# Dataset records
========================================================================
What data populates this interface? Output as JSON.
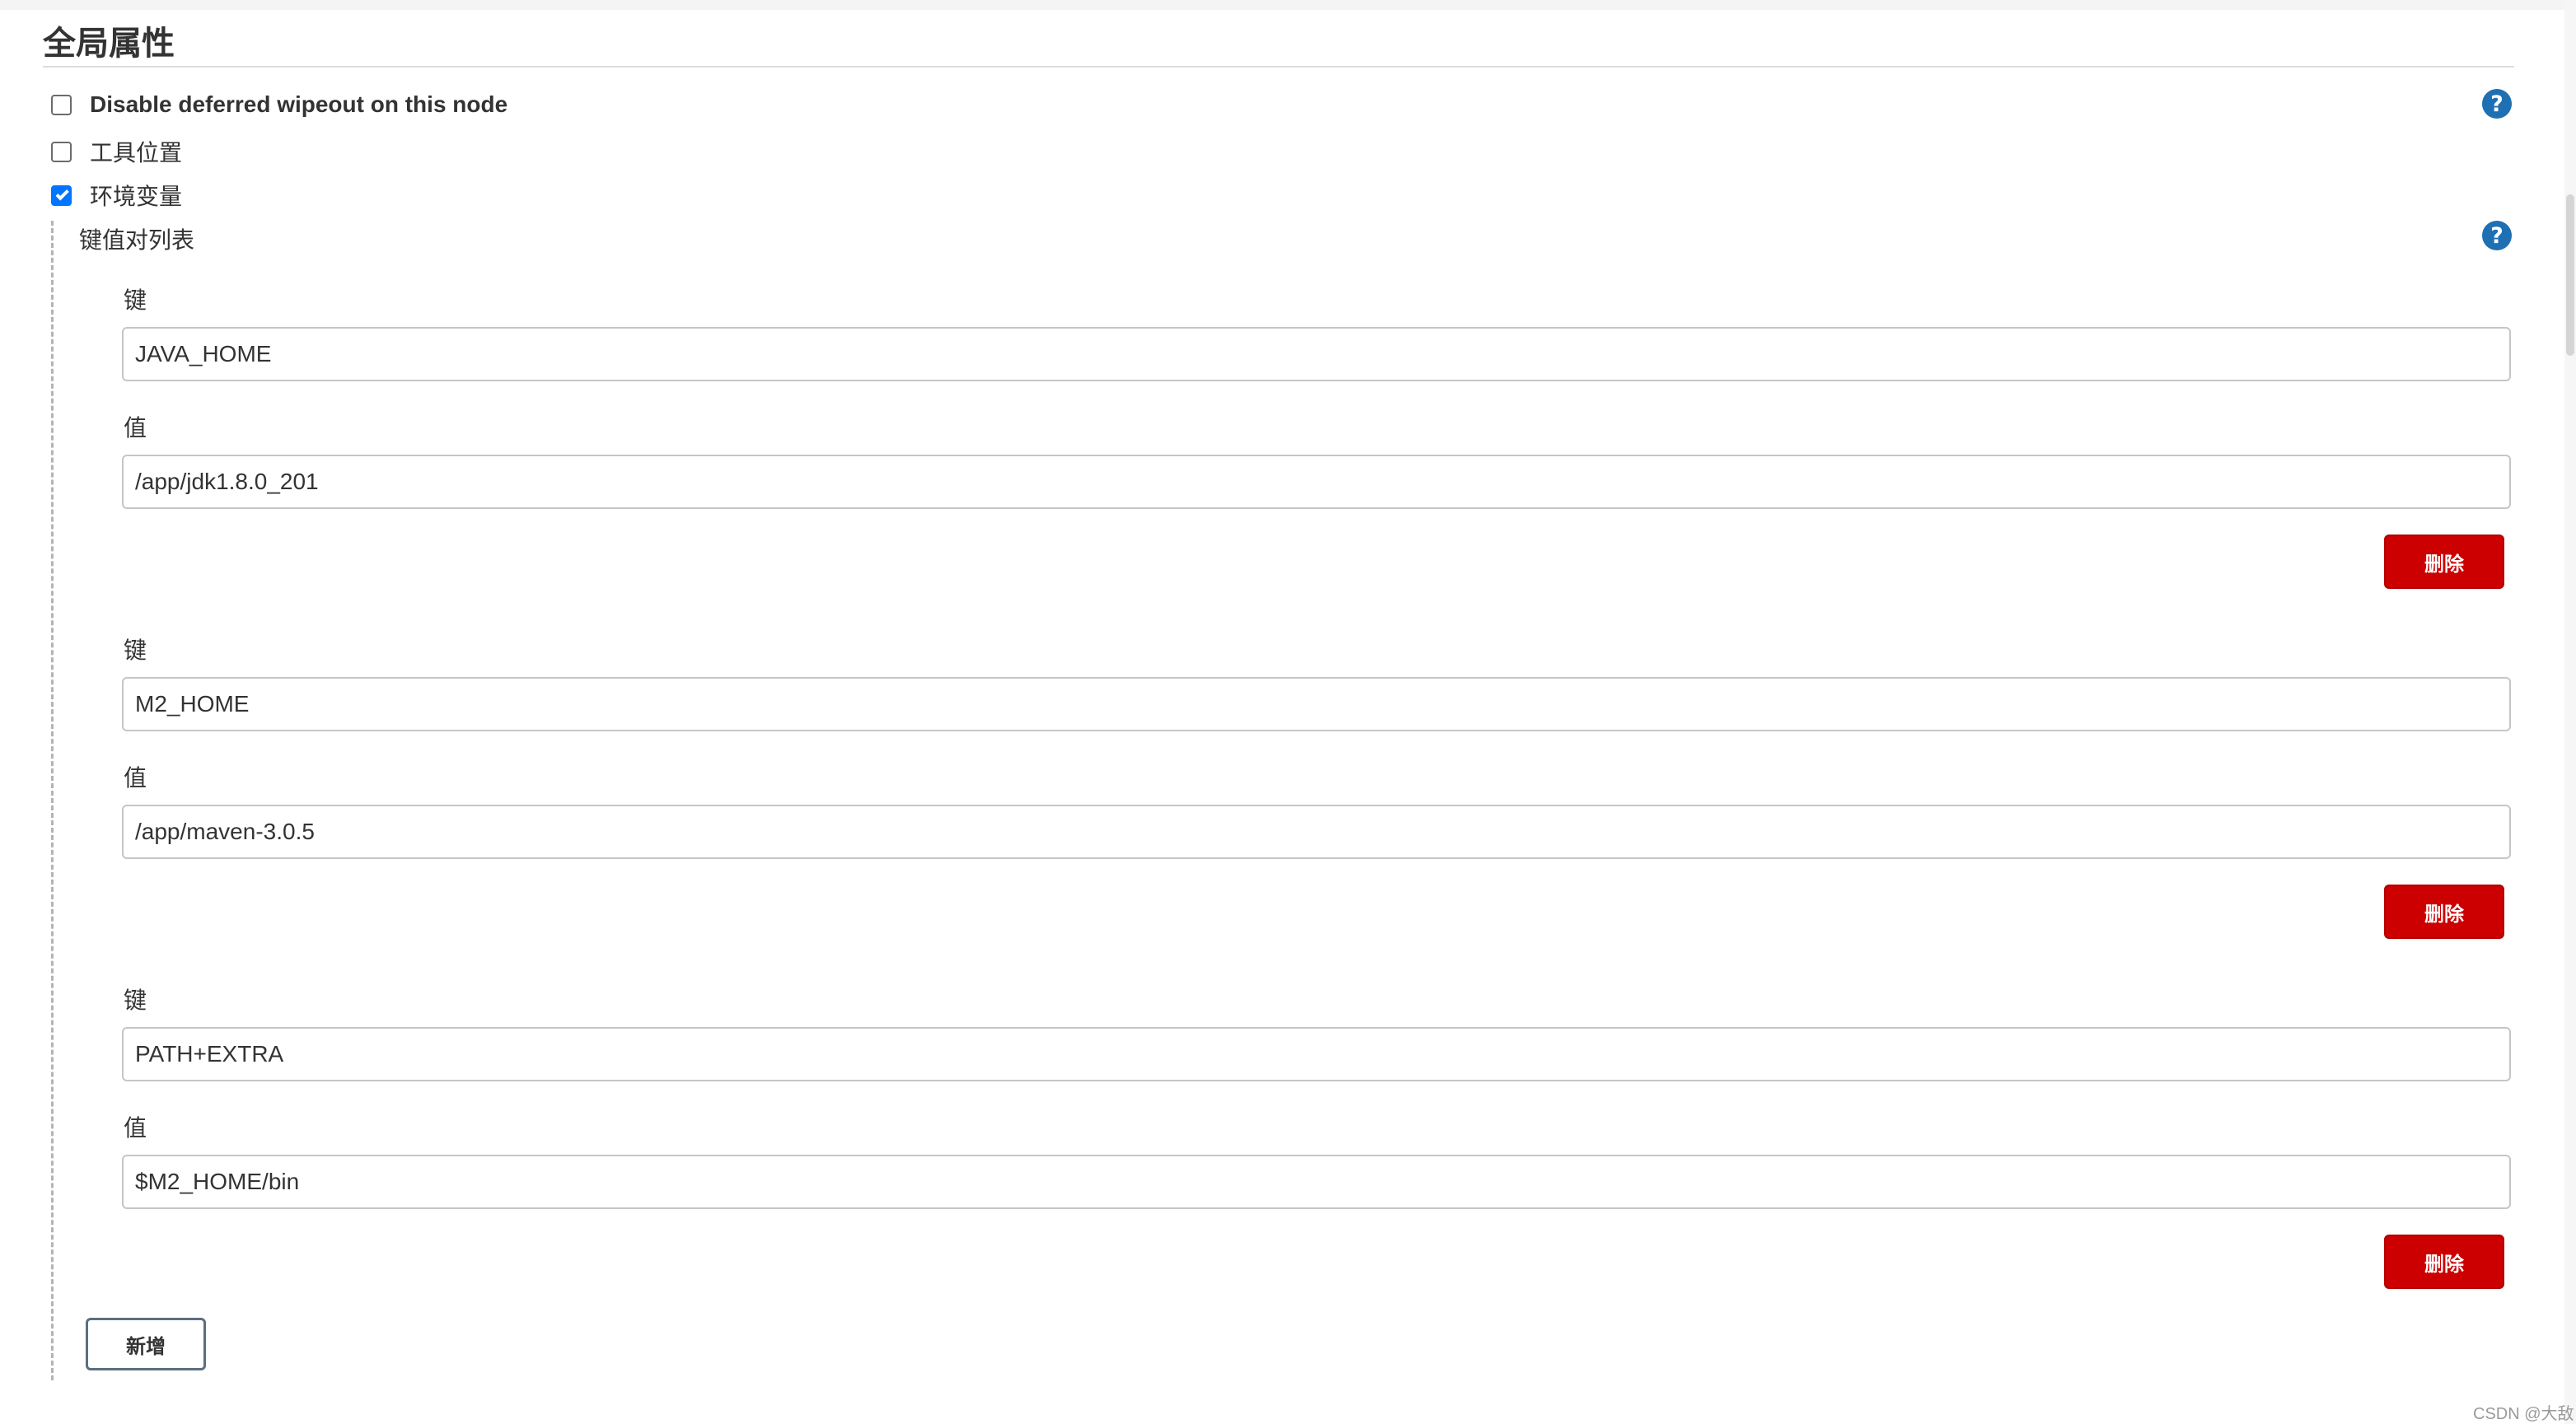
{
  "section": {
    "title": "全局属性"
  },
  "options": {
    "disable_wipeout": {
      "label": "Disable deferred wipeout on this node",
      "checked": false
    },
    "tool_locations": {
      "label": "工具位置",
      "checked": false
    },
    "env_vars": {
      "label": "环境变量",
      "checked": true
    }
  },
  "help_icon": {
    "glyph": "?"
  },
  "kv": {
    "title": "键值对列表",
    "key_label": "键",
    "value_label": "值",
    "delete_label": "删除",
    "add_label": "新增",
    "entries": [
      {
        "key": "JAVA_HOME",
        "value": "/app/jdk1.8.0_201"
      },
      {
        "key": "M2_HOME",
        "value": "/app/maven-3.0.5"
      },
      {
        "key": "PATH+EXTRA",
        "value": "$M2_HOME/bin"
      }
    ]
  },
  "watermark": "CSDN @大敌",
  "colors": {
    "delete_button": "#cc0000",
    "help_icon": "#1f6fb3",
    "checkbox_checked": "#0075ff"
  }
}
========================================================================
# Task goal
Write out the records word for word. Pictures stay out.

# Expected output
What data populates this interface? Output as JSON.
{
  "section": {
    "title": "全局属性"
  },
  "options": {
    "disable_wipeout": {
      "label": "Disable deferred wipeout on this node",
      "checked": false
    },
    "tool_locations": {
      "label": "工具位置",
      "checked": false
    },
    "env_vars": {
      "label": "环境变量",
      "checked": true
    }
  },
  "help_icon": {
    "glyph": "?"
  },
  "kv": {
    "title": "键值对列表",
    "key_label": "键",
    "value_label": "值",
    "delete_label": "删除",
    "add_label": "新增",
    "entries": [
      {
        "key": "JAVA_HOME",
        "value": "/app/jdk1.8.0_201"
      },
      {
        "key": "M2_HOME",
        "value": "/app/maven-3.0.5"
      },
      {
        "key": "PATH+EXTRA",
        "value": "$M2_HOME/bin"
      }
    ]
  },
  "watermark": "CSDN @大敌",
  "colors": {
    "delete_button": "#cc0000",
    "help_icon": "#1f6fb3",
    "checkbox_checked": "#0075ff"
  }
}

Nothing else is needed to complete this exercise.